(Beginning of ENTRIES PROVIDED)

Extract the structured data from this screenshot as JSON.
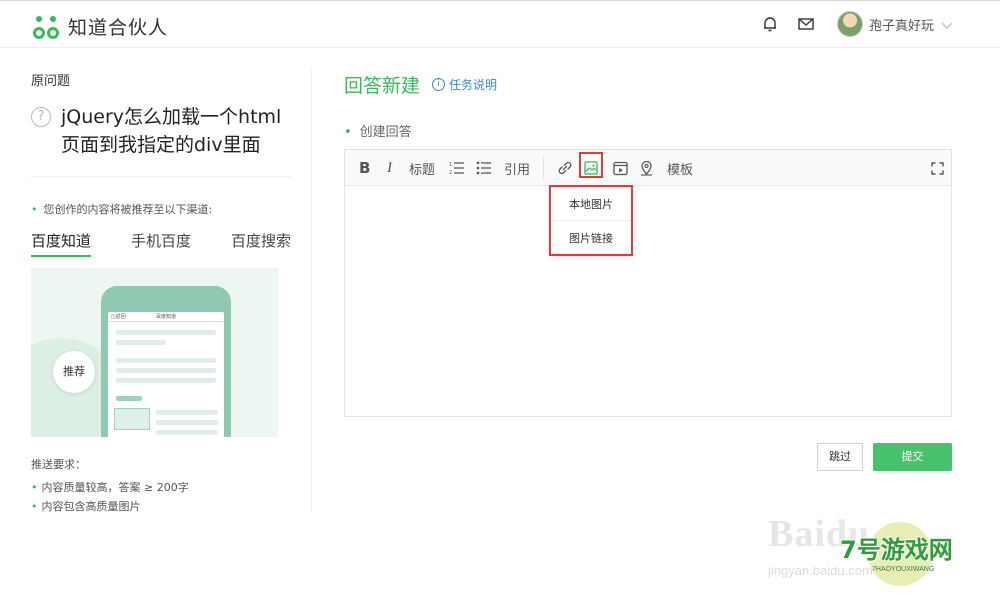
{
  "header": {
    "brand": "知道合伙人",
    "username": "孢子真好玩",
    "icons": [
      "bell-icon",
      "mail-icon",
      "chevron-down-icon"
    ]
  },
  "left": {
    "question_caption": "原问题",
    "question_mark": "?",
    "question_title_line1": "jQuery怎么加载一个html",
    "question_title_line2": "页面到我指定的div里面",
    "rec_note": "您创作的内容将被推荐至以下渠道:",
    "channels": [
      "百度知道",
      "手机百度",
      "百度搜索"
    ],
    "promo": {
      "phone_header_left": "◫返回",
      "phone_header_center": "百度知道",
      "recommend_badge": "推荐"
    },
    "requirements_title": "推送要求：",
    "requirements": [
      "内容质量较高，答案 ≥ 200字",
      "内容包含高质量图片"
    ]
  },
  "main": {
    "title": "回答新建",
    "task_link": "任务说明",
    "create_label": "创建回答",
    "toolbar": {
      "bold": "B",
      "italic": "I",
      "heading": "标题",
      "quote": "引用",
      "template": "模板"
    },
    "image_menu": [
      "本地图片",
      "图片链接"
    ],
    "buttons": {
      "skip": "跳过",
      "submit": "提交"
    }
  },
  "watermark": {
    "baidu": "Baidu",
    "jingyan": "jingyan.baidu.com",
    "site": "7号游戏网",
    "site_sub": "7HAOYOUXIWANG"
  },
  "colors": {
    "accent": "#38b95a",
    "submit": "#45c26a",
    "highlight": "#e03a3a",
    "link": "#3a86c8"
  }
}
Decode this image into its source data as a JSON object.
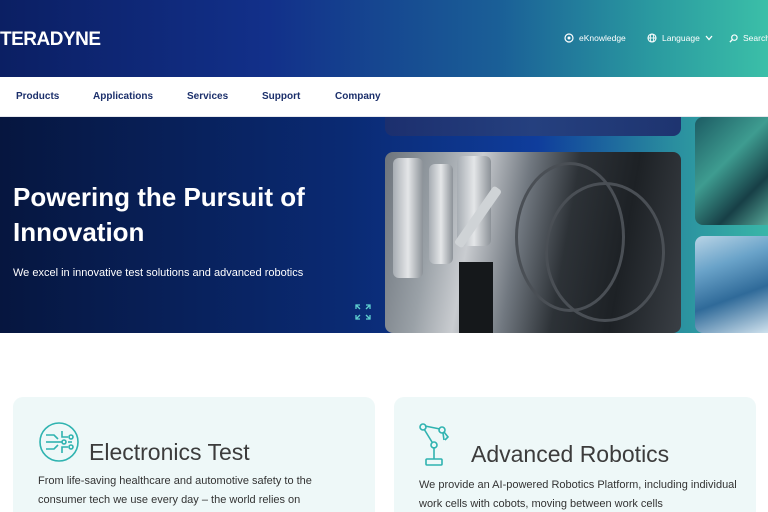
{
  "header": {
    "logo": "TERADYNE",
    "utility": {
      "eknowledge": "eKnowledge",
      "language": "Language",
      "search": "Search"
    }
  },
  "nav": {
    "items": [
      "Products",
      "Applications",
      "Services",
      "Support",
      "Company"
    ]
  },
  "hero": {
    "title": "Powering the Pursuit of Innovation",
    "subtitle": "We excel in innovative test solutions and advanced robotics"
  },
  "cards": [
    {
      "title": "Electronics Test",
      "description": "From life-saving healthcare and automotive safety to the consumer tech we use every day – the world relies on"
    },
    {
      "title": "Advanced Robotics",
      "description": "We provide an AI-powered Robotics Platform, including individual work cells with cobots, moving between work cells"
    }
  ],
  "colors": {
    "brand_navy": "#1b2f6b",
    "accent_teal": "#2fb3b0",
    "card_bg": "#eef8f8"
  },
  "icons": {
    "eknowledge": "globe-gear-icon",
    "language": "globe-icon",
    "search": "magnifier-icon",
    "expand": "expand-arrows-icon",
    "electronics": "circuit-chip-icon",
    "robotics": "robot-arm-icon"
  }
}
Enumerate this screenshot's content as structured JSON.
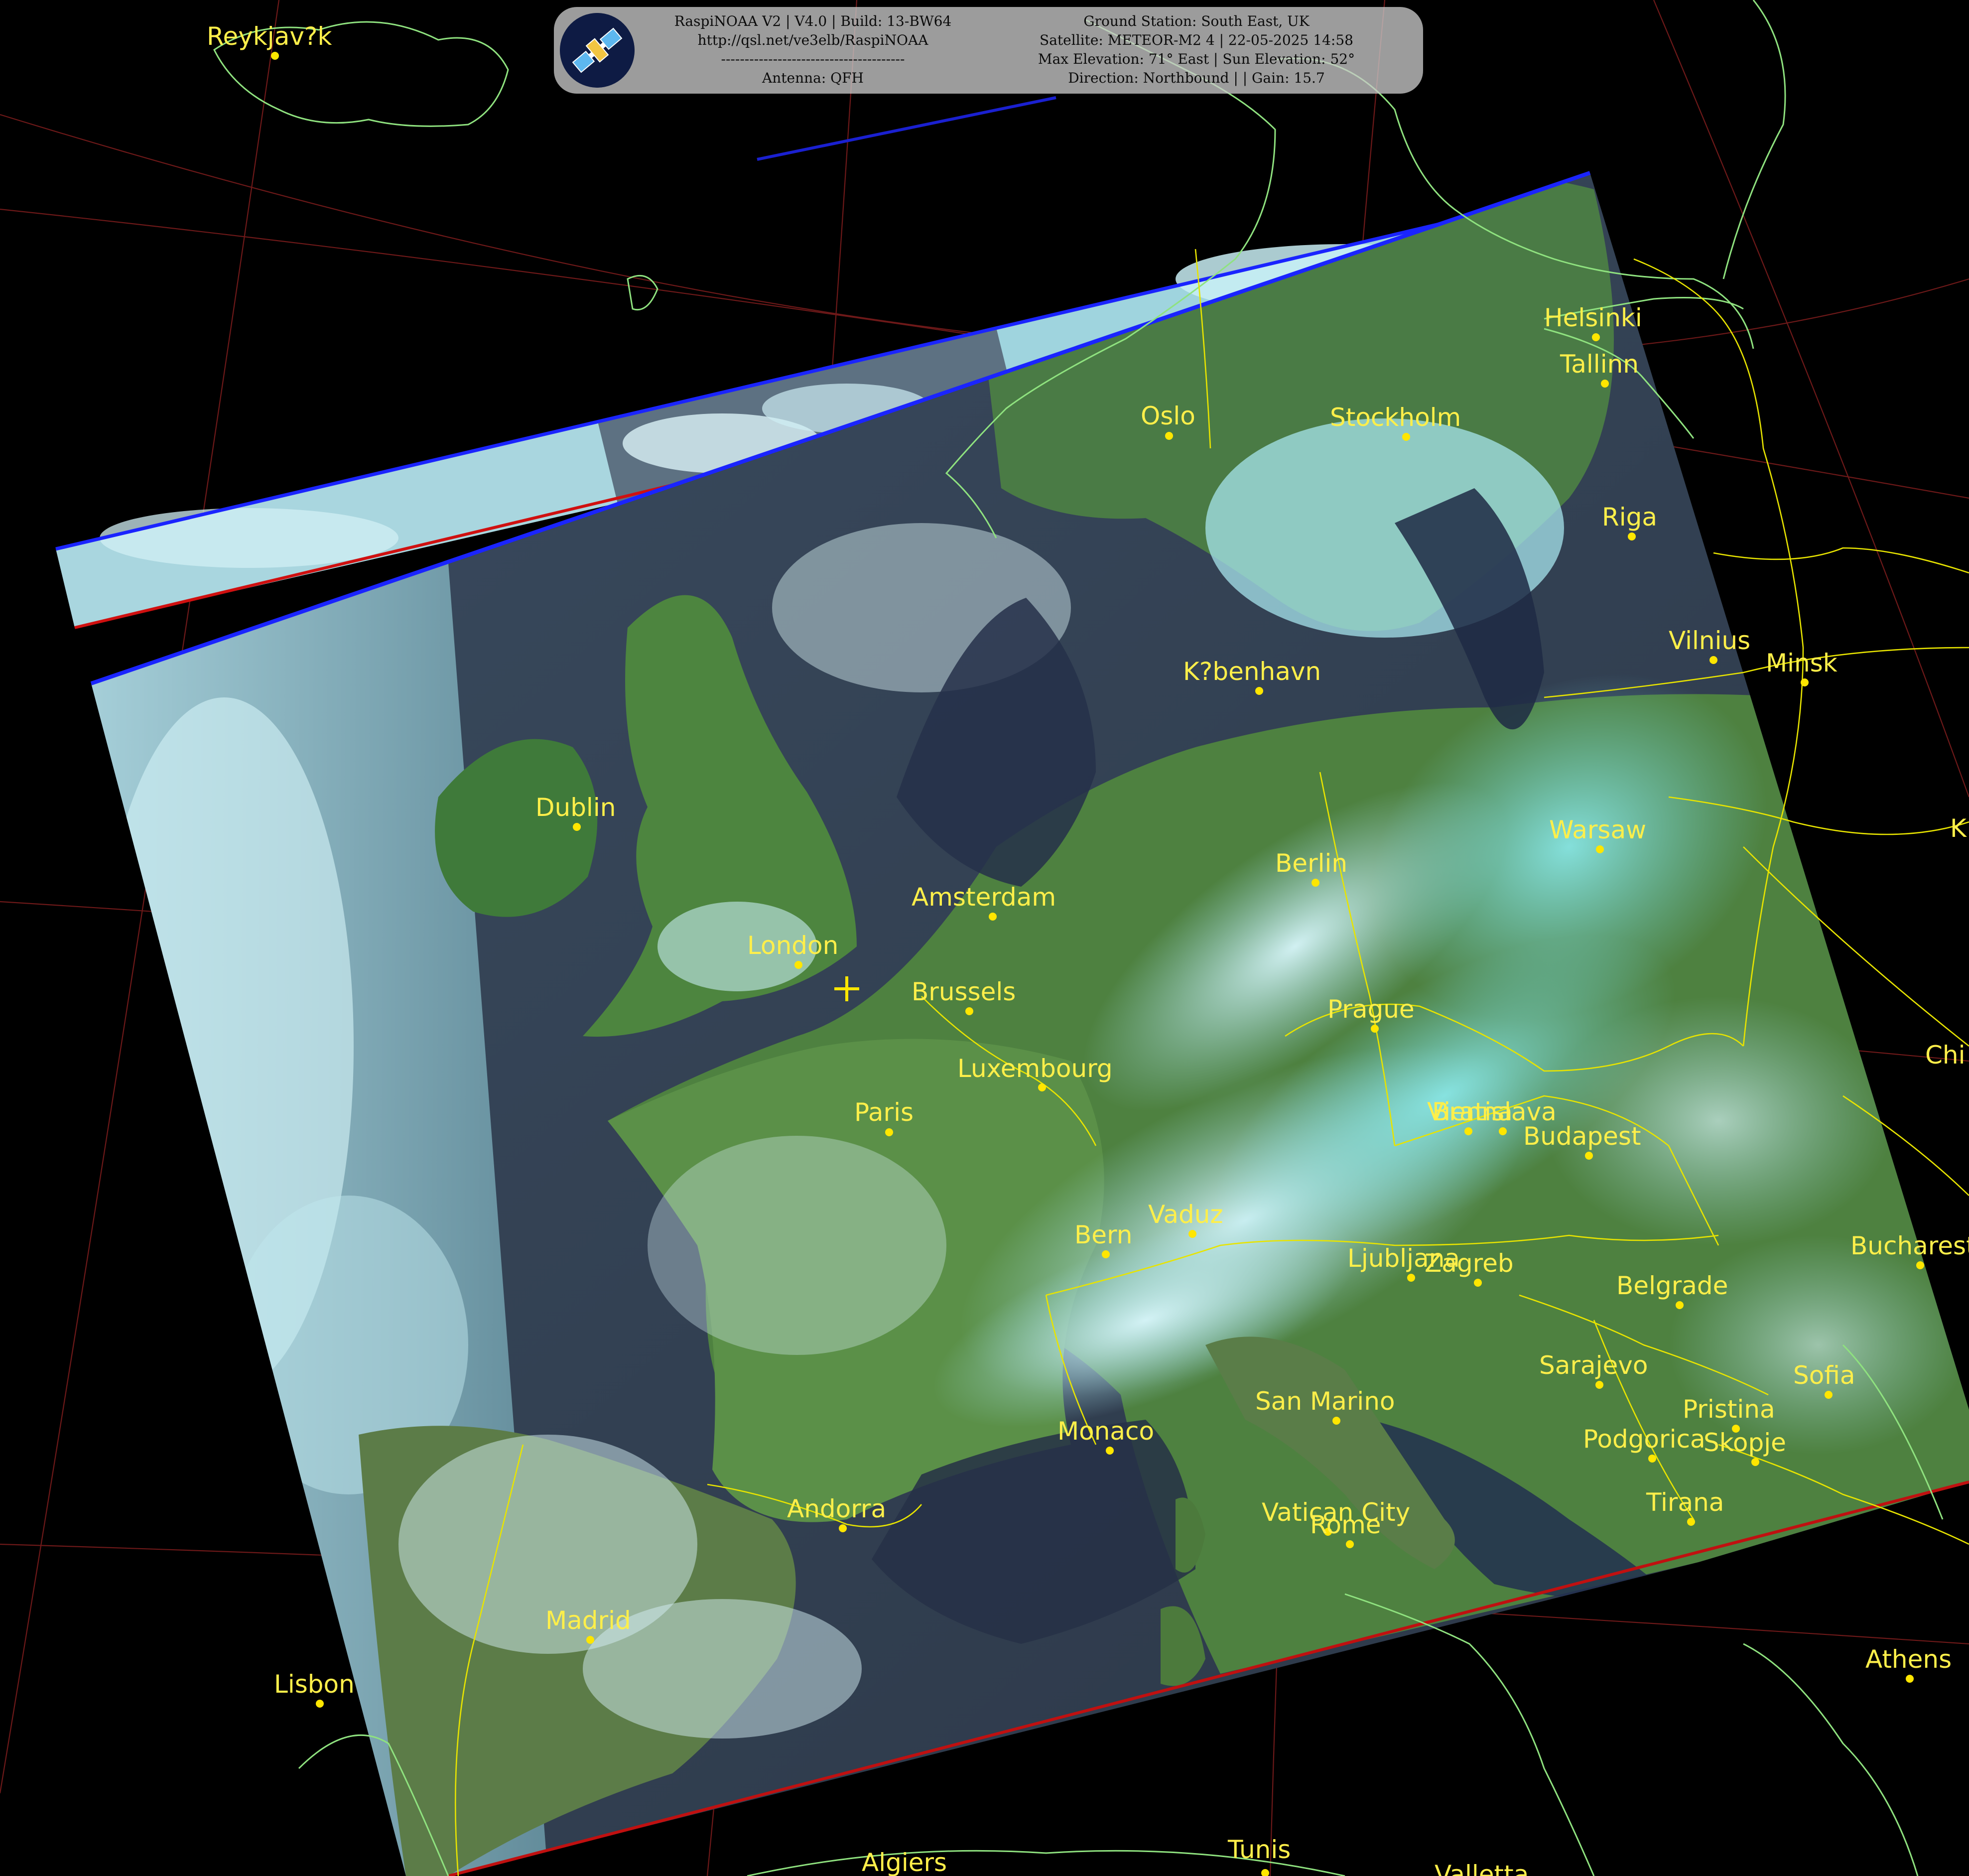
{
  "header": {
    "left_lines": [
      "RaspiNOAA V2 | V4.0 | Build: 13-BW64",
      "http://qsl.net/ve3elb/RaspiNOAA",
      "---------------------------------------",
      "Antenna: QFH"
    ],
    "right_lines": [
      "Ground Station: South East, UK",
      "Satellite: METEOR-M2 4 | 22-05-2025 14:58",
      "Max Elevation: 71° East | Sun Elevation: 52°",
      "Direction: Northbound | | Gain: 15.7"
    ],
    "logo_icon": "satellite-icon"
  },
  "cities": [
    {
      "name": "Reykjav?k"
    },
    {
      "name": "Helsinki"
    },
    {
      "name": "Tallinn"
    },
    {
      "name": "Oslo"
    },
    {
      "name": "Stockholm"
    },
    {
      "name": "Riga"
    },
    {
      "name": "Vilnius"
    },
    {
      "name": "Minsk"
    },
    {
      "name": "K?benhavn"
    },
    {
      "name": "Dublin"
    },
    {
      "name": "Warsaw"
    },
    {
      "name": "Berlin"
    },
    {
      "name": "Amsterdam"
    },
    {
      "name": "London"
    },
    {
      "name": "Brussels"
    },
    {
      "name": "Prague"
    },
    {
      "name": "Luxembourg"
    },
    {
      "name": "Paris"
    },
    {
      "name": "Vienna"
    },
    {
      "name": "Bratislava"
    },
    {
      "name": "Budapest"
    },
    {
      "name": "Vaduz"
    },
    {
      "name": "Bern"
    },
    {
      "name": "Ljubljana"
    },
    {
      "name": "Zagreb"
    },
    {
      "name": "Bucharest"
    },
    {
      "name": "Belgrade"
    },
    {
      "name": "Sarajevo"
    },
    {
      "name": "Sofia"
    },
    {
      "name": "San Marino"
    },
    {
      "name": "Pristina"
    },
    {
      "name": "Monaco"
    },
    {
      "name": "Podgorica"
    },
    {
      "name": "Skopje"
    },
    {
      "name": "Tirana"
    },
    {
      "name": "Andorra"
    },
    {
      "name": "Vatican City"
    },
    {
      "name": "Rome"
    },
    {
      "name": "Madrid"
    },
    {
      "name": "Lisbon"
    },
    {
      "name": "Athens"
    },
    {
      "name": "Algiers"
    },
    {
      "name": "Tunis"
    },
    {
      "name": "Valletta"
    },
    {
      "name": "Chi"
    },
    {
      "name": "K"
    }
  ],
  "colors": {
    "label": "#ffef4a",
    "coastline": "#9ef08a",
    "border": "#e6e600",
    "graticule": "#8a2020"
  }
}
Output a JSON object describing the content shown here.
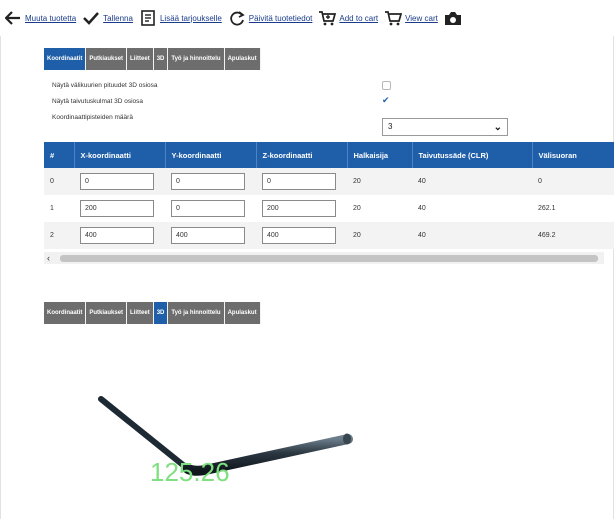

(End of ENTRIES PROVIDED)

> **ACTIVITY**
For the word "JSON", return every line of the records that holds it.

> **OUTPUT OF THE TASK**
Extract the structured data from this screenshot as JSON.
Decode this image into its source data as a JSON object.
Enumerate this screenshot's content as structured JSON.
Output a JSON object describing the content shown here.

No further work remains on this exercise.